The big question is, why?
- Martin Lukacs wonders whether the great pipeline swindle will succeed only in building a mass movement against petro-politics, while Mike de Souza tracks down briefing notes which nicely expose the Cons' anti-carbon pricing rhetoric as a sham. And Graham Thomson catches Alberta's PC government refusing to acknowledge an actual series of pipeline leaks in what was supposed to be a review of the province's regulatory system:
The review of the regulations does not dig into the spate of pipeline leaks that have plagued Alberta the past few years and it doesn’t delve into whether the Alberta Energy Regulator is properly enforcing the regulations.- Finally, Paul Hanley and Christine Stark both discuss Canada's appalling (and all-too-rarely-acknowledged) abuse of First Nations people. But have no fear: the Cons are hard at work using public money to search for scapegoats.
It’s a bit like asking, after a rash of crimes, if the streets of Edmonton are safe and then investigating the regulations that govern the police rather than looking at the actual crime spree and how the police handled it.
The pipeline safety review does not directly address any of the pipeline spills that prompted the government to call for the review.

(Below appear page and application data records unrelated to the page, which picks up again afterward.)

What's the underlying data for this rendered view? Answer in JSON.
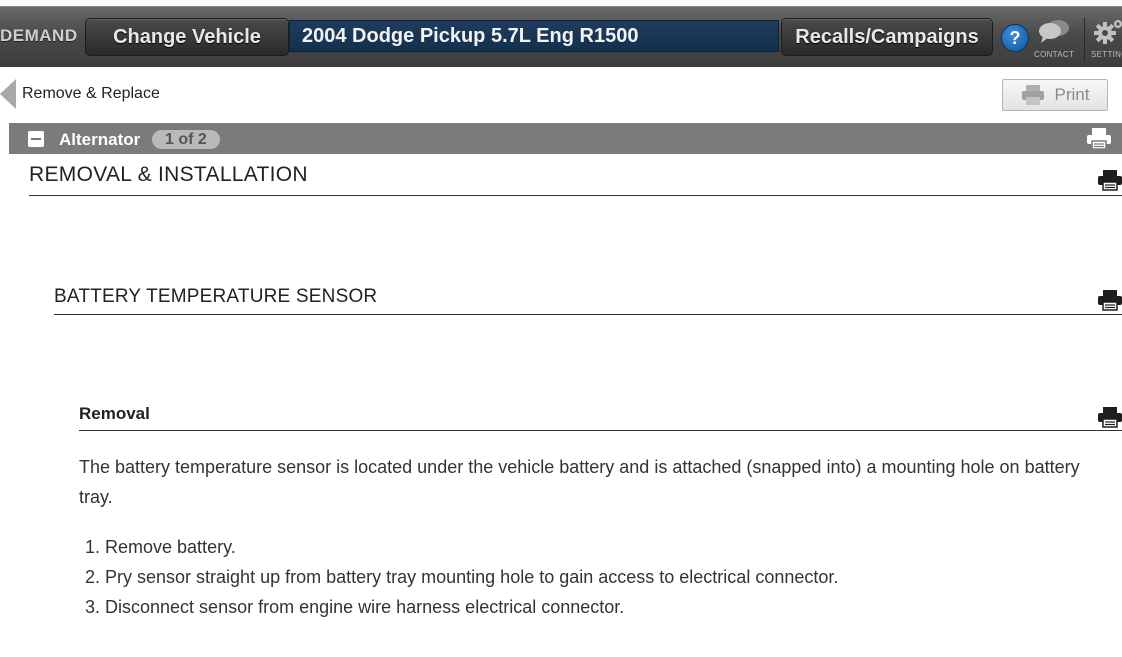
{
  "header": {
    "brand": "DEMAND",
    "change_vehicle_label": "Change Vehicle",
    "vehicle": "2004 Dodge Pickup 5.7L Eng R1500",
    "recalls_label": "Recalls/Campaigns",
    "help_label": "?",
    "contact_label": "CONTACT",
    "settings_label": "SETTING"
  },
  "breadcrumb": {
    "back_label": "Remove & Replace",
    "print_label": "Print"
  },
  "section": {
    "title": "Alternator",
    "count": "1 of 2"
  },
  "content": {
    "heading1": "REMOVAL & INSTALLATION",
    "heading2": "BATTERY TEMPERATURE SENSOR",
    "heading3": "Removal",
    "paragraph": "The battery temperature sensor is located under the vehicle battery and is attached (snapped into) a mounting hole on battery tray.",
    "steps": [
      "1. Remove battery.",
      "2. Pry sensor straight up from battery tray mounting hole to gain access to electrical connector.",
      "3. Disconnect sensor from engine wire harness electrical connector."
    ]
  },
  "icons": {
    "print": "printer-icon",
    "help": "question-icon",
    "contact": "chat-bubble-icon",
    "settings": "gear-icon",
    "back": "left-triangle-icon",
    "collapse": "minus-square-icon"
  },
  "colors": {
    "topbar": "#4a4a4a",
    "vehicle_box": "#1a3756",
    "help_blue": "#1f6ec0",
    "section_bar": "#7b7b7b"
  }
}
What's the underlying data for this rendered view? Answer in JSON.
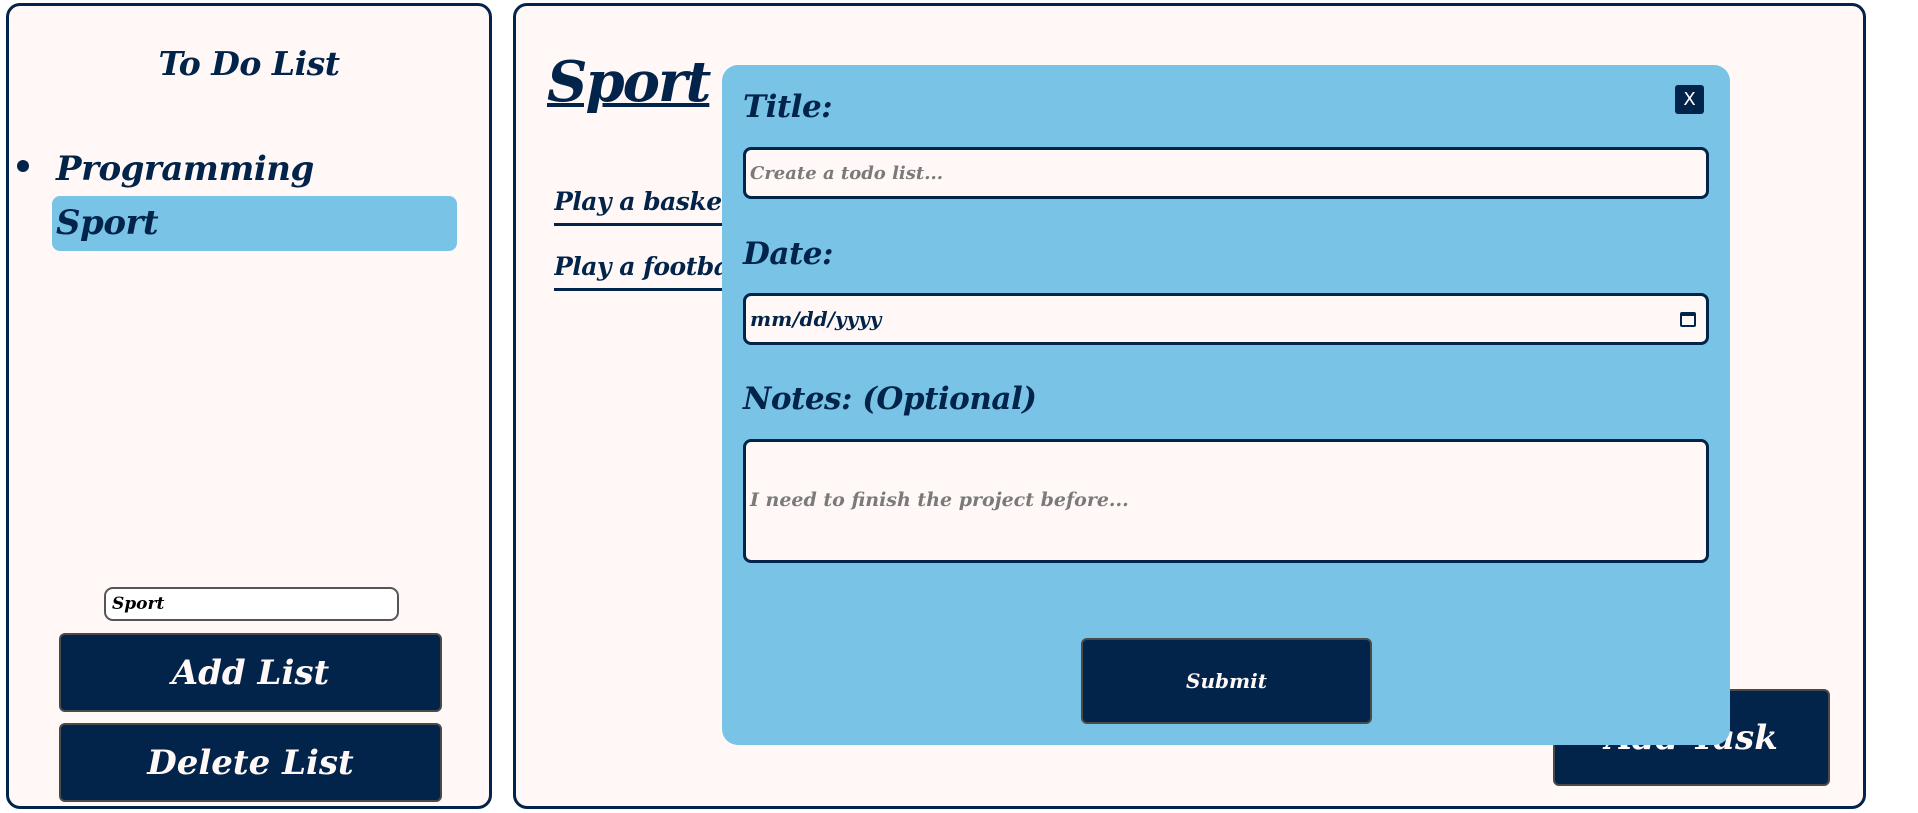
{
  "sidebar": {
    "title": "To Do List",
    "lists": [
      {
        "label": "Programming",
        "selected": false
      },
      {
        "label": "Sport",
        "selected": true
      }
    ],
    "new_list_input_value": "Sport",
    "add_list_label": "Add List",
    "delete_list_label": "Delete List"
  },
  "main": {
    "list_title": "Sport",
    "tasks": [
      {
        "label": "Play a basketball game"
      },
      {
        "label": "Play a football game"
      }
    ],
    "add_task_label": "Add Task"
  },
  "modal": {
    "close_label": "X",
    "title_label": "Title:",
    "title_placeholder": "Create a todo list...",
    "date_label": "Date:",
    "date_placeholder": "mm/dd/yyyy",
    "notes_label": "Notes: (Optional)",
    "notes_placeholder": "I need to finish the project before...",
    "submit_label": "Submit"
  },
  "colors": {
    "navy": "#02244a",
    "accent": "#79c3e6",
    "panel_bg": "#fff8f6"
  }
}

Those would include spills in 2012 such as the accidental dumping of 3,000 barrels of oil into the Red Deer River and the spillage of 5,000 barrels into Rainbow Lake.
And let’s not forget the Plains Midstream pipeline spill of 28,000 barrels in northwestern Alberta in 2011 — the largest spill in the province in 30 years. That spill warranted its very own public inquiry, or maybe an inquiry into pipeline safety in general.
Instead what we got was the Alberta Pipeline Safety Review.
It would seem to be a classic case of bait and switch. We walked into the store for an Apple MacBook Pro with retina display and left with a Commodore 64.